The Perfect Brief Part 12 - The Brief Brief List


For our final installment on The Perfect Brief, we offer a list you can quickly peruse to ensure you have checked all of the elements in your brief to make it the most convincing document you can put before a judge.

When you finish writing your brief, or you’re advising a newer litigator on how to improve their brief, ask yourself or them the following questions. Have I:

  1. titled each section of my brief with a single word?
  2. dropped the formal opening, “Defendant respectfully submits”?
  3. started with my own case?
  4. addressed both sides equally?
  5. spelled out acronyms?
  6. stated my position, why I feel this way, and what I want the judge to do?
  7. opened my fact statement with a fact that is interesting, relevant, and favorable?
  8. told the judge a story?
  9. discarded conclusory words and argument in my fact statement?
  10. removed extraneous facts?
  11. written in the concrete?
  12. checked my facts for “opinion” words, like difficult, confusing, lengthy?
  13. deleted unnecessary words, nominalizations, and passive voice?
  14. removed unimportant names, dates, and numbers?
  15. avoided self-serving words like clearly, obviously, well-settled?
  16. dumped the fightin’ words, like outrageously, incredibly, amazingly?
  17. pared quotations?
  18. asked “Why?” or “So what?” after each sentence of argument?
  19. proofread for typos, redundancies, clichés, and lawyerisms?
  20. made my brief 15% shorter than the page or word limit?
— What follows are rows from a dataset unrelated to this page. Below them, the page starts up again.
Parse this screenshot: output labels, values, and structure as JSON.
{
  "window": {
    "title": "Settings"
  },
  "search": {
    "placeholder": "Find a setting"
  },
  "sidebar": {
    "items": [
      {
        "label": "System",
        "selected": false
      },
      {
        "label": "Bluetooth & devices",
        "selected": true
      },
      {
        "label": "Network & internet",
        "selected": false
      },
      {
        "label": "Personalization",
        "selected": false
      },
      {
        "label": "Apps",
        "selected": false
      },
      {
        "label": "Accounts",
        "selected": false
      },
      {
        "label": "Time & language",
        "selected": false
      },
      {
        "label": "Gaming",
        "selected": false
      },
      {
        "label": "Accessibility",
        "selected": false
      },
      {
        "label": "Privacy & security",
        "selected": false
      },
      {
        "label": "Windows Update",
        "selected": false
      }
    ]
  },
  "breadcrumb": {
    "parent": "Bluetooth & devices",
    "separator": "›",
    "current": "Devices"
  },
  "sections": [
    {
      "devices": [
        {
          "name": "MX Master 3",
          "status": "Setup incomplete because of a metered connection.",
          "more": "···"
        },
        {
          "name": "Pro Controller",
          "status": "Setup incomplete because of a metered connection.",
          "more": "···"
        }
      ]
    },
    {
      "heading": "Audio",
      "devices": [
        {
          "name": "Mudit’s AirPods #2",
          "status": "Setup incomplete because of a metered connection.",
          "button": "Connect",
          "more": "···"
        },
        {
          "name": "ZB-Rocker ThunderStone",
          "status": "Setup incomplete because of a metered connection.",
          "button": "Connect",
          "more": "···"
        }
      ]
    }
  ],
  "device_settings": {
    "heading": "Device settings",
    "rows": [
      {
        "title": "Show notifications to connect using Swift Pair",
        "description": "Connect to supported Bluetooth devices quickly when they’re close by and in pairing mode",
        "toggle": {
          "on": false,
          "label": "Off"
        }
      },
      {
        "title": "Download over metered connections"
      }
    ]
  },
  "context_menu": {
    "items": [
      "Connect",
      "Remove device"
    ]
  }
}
This review helps you focus your final efforts on things that matter—instead of wasting time with arbitrary report cards, readability indices, and sentence length. The questions are simple, but a “no” answer reveals a weakness your readers might quickly see.

When you can answer “yes” to each of the 20 questions above, you’re ready to submit the brief to your supervisor or the court. It’s the last chance to make your brief the best it can be.

About the Author

Gary Kinder has taught over 1,000 writing programs for the American Bar Association, the Social Security Administration, PG&E, Kraft, Microsoft, and law firms like Jones Day, Sidley, and WilmerHale. His critically-acclaimed Ship of Gold in the Deep Blue Sea hit #7 on the New York Times Bestsellers List.

Our Story

WordRake founder Gary Kinder has taught over 1,000 writing programs for AMLAW 100 firms, Fortune 500 companies, and government agencies. He’s also a New York Times bestselling author. As a writing expert and coach, Gary was inspired to create WordRake when he noticed a pattern in writing errors that he thought he could address with technology.

In 2012, Gary and his team of engineers created WordRake editing software to help writers produce clear, concise, and effective prose. It runs in Microsoft Word and Outlook, and its suggested changes appear in the familiar track-changes style. It saves time and gives confidence. Writing and editing has never been easier.